• [EXCERPTED RECORDS]:
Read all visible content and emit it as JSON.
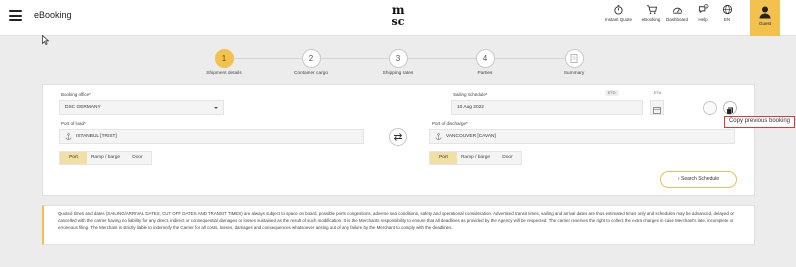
{
  "header": {
    "app_title": "eBooking",
    "logo_text": {
      "top": "m",
      "bottom": "sc"
    },
    "nav": [
      {
        "label": "Instant Quote",
        "icon": "stopwatch-icon"
      },
      {
        "label": "eBooking",
        "icon": "cart-icon"
      },
      {
        "label": "Dashboard",
        "icon": "dashboard-icon"
      },
      {
        "label": "Help",
        "icon": "help-chat-icon",
        "badge": "0"
      },
      {
        "label": "EN",
        "icon": "globe-icon"
      }
    ],
    "user": {
      "label": "Guest",
      "icon": "user-icon"
    }
  },
  "stepper": {
    "steps": [
      {
        "number": "1",
        "label": "Shipment details",
        "active": true
      },
      {
        "number": "2",
        "label": "Container cargo",
        "active": false
      },
      {
        "number": "3",
        "label": "Shipping rates",
        "active": false
      },
      {
        "number": "4",
        "label": "Parties",
        "active": false
      },
      {
        "number": "",
        "label": "Summary",
        "active": false,
        "icon": "document-icon"
      }
    ]
  },
  "form": {
    "booking_office": {
      "label": "Booking office*",
      "value": "DSC GERMANY"
    },
    "sailing_schedule": {
      "label": "Sailing schedule*",
      "value": "10 Aug 2022",
      "unit_options": [
        "ETD",
        "ETA"
      ]
    },
    "port_of_load": {
      "label": "Port of load*",
      "value": "ISTANBUL [TRIST]"
    },
    "port_of_discharge": {
      "label": "Port of discharge*",
      "value": "VANCOUVER [CAVAN]"
    },
    "load_modes": [
      "Port",
      "Ramp / barge",
      "Door"
    ],
    "discharge_modes": [
      "Port",
      "Ramp / barge",
      "Door"
    ],
    "search_label": "Search Schedule",
    "copy_tooltip": "Copy previous booking"
  },
  "disclaimer": "Quoted times and dates (SAILING/ARRIVAL DATES, CUT OFF DATES AND TRANSIT TIMES) are always subject to space on board, possible ports congestions, adverse sea conditions, safety and operational consideration. Advertised transit times, sailing and arrival dates are thus estimated times only and schedules may be advanced, delayed or cancelled with the carrier having no liability for any direct, indirect or consequential damages or losses sustained as the result of such modification. It is the Merchants responsibility to ensure that all deadlines as provided by the Agency will be respected. The carrier reserves the right to collect the extra charges in case Merchant's late, incomplete or erroneous filing. The Merchant is strictly liable to indemnify the Carrier for all costs, losses, damages and consequences whatsoever arising out of any failure by the Merchant to comply with the deadlines.",
  "colors": {
    "accent": "#f2c14e",
    "selected_segment": "#f2dfa4",
    "highlight_border": "#d53b3b"
  }
}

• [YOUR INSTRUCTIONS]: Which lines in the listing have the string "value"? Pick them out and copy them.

• [FINAL ANSWER]:
      "value": "DSC GERMANY"
      "value": "10 Aug 2022",
      "value": "ISTANBUL [TRIST]"
      "value": "VANCOUVER [CAVAN]"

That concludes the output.